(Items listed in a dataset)
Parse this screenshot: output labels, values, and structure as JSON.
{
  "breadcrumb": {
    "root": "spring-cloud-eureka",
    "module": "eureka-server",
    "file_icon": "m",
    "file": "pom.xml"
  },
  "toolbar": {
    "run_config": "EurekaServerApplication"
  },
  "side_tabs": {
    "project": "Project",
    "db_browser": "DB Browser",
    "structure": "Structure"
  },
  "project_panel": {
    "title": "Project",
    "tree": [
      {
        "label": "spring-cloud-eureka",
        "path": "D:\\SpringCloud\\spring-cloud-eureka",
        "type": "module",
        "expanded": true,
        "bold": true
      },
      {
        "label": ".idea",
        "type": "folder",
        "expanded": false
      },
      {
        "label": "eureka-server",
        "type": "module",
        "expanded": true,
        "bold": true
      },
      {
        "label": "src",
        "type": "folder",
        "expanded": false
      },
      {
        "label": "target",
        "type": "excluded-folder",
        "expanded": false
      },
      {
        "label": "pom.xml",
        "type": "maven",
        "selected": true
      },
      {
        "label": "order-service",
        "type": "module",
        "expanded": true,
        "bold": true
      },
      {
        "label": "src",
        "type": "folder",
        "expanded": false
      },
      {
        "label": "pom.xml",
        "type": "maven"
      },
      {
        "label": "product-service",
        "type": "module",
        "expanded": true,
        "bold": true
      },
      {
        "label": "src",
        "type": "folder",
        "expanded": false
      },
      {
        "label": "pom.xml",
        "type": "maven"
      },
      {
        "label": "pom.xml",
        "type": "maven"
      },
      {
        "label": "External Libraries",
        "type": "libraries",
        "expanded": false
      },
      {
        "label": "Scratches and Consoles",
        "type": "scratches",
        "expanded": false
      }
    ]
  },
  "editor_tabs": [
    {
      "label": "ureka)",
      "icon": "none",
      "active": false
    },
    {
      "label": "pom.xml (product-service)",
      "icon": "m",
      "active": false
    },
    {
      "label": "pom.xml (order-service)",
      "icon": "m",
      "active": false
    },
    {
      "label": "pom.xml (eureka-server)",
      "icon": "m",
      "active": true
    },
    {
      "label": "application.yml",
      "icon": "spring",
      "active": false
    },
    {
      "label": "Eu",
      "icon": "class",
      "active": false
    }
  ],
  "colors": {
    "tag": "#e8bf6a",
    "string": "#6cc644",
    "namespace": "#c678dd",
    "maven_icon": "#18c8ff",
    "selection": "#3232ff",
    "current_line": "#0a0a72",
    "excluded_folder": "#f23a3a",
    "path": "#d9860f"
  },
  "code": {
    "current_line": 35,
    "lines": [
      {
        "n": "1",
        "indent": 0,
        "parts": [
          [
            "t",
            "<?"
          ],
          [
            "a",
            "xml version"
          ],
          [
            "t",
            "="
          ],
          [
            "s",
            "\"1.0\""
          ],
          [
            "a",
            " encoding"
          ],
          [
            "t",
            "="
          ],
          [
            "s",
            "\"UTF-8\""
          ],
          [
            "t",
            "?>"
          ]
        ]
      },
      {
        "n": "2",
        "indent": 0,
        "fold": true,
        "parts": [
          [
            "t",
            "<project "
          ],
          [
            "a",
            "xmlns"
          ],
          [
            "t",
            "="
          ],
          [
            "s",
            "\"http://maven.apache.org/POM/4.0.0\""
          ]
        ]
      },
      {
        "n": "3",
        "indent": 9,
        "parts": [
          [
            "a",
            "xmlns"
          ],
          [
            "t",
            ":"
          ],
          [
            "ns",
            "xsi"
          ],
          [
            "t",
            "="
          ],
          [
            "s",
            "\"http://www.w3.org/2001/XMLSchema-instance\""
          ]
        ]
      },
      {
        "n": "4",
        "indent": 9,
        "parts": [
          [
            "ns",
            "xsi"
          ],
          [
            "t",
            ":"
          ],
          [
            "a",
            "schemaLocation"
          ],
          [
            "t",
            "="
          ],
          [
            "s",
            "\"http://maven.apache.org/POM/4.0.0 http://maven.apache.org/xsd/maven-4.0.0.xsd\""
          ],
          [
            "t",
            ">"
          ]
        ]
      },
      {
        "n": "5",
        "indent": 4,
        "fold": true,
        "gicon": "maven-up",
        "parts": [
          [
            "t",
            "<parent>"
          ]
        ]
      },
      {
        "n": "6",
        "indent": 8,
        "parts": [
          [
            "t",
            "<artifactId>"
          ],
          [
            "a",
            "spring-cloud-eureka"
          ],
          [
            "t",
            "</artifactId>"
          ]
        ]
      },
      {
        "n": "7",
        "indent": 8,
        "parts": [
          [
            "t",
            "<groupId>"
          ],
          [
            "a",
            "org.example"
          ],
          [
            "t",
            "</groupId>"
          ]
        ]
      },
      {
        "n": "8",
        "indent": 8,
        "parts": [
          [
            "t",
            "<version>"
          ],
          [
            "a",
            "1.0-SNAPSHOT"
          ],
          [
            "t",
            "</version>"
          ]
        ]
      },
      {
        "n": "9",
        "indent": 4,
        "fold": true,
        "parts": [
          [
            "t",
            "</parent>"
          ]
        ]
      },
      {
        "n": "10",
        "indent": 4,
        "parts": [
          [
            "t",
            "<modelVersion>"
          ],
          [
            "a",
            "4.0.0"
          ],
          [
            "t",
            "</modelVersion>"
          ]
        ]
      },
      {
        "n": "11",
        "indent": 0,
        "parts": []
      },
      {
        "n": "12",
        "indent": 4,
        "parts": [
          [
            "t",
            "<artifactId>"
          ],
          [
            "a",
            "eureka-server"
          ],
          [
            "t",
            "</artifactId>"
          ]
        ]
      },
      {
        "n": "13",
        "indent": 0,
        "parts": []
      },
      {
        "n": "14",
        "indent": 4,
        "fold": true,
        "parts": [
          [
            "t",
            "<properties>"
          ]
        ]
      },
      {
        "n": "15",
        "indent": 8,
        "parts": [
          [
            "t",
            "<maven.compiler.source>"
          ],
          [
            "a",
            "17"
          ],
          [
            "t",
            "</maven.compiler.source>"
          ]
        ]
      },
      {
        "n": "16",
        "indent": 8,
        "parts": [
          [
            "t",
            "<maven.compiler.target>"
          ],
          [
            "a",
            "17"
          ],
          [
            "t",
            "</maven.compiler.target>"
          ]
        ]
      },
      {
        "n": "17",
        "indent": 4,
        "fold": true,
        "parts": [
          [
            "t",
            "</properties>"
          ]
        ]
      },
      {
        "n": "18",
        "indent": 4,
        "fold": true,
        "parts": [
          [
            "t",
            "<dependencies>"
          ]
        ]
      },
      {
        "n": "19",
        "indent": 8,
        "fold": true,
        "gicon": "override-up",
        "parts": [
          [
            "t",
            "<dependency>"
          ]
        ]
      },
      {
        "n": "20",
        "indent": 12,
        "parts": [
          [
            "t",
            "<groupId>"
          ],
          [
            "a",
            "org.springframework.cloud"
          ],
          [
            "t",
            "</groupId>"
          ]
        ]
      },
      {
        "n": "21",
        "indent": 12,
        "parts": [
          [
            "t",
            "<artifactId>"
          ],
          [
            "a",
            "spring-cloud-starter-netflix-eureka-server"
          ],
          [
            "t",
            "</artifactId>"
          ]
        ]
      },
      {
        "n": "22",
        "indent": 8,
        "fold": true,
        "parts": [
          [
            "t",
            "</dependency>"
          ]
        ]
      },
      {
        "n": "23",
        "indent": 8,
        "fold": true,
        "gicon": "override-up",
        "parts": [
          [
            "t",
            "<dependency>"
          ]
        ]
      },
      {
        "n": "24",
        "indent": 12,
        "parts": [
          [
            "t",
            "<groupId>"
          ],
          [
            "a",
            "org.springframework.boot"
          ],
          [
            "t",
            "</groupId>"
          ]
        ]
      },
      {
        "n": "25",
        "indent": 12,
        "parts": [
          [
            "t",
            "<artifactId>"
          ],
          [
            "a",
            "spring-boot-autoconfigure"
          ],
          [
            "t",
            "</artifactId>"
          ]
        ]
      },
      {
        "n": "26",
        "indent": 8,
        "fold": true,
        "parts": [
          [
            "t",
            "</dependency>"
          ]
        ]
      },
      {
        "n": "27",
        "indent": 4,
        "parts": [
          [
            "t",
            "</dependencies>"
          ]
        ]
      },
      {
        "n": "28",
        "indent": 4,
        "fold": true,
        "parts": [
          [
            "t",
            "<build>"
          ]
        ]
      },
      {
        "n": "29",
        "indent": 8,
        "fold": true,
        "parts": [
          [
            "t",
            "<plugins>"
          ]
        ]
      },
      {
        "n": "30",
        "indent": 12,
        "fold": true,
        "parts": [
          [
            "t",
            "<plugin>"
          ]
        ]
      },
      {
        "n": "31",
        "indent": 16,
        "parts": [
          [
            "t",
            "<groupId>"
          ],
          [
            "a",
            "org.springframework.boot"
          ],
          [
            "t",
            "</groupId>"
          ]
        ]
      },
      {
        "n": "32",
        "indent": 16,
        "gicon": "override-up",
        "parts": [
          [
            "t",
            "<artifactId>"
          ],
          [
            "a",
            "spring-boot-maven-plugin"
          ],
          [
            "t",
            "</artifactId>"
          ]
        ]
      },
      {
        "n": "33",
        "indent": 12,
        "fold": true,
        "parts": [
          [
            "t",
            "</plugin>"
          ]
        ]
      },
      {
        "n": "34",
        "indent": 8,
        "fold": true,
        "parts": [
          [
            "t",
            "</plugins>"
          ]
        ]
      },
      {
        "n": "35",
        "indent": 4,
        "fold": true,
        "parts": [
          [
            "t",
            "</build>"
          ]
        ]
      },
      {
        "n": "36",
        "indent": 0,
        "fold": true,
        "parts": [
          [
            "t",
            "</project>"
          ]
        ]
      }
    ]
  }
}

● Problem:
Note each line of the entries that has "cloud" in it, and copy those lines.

● Exercise response:
    "root": "spring-cloud-eureka",
        "label": "spring-cloud-eureka",
        "path": "D:\\SpringCloud\\spring-cloud-eureka",
            "spring-cloud-eureka"
            "org.springframework.cloud"
            "spring-cloud-starter-netflix-eureka-server"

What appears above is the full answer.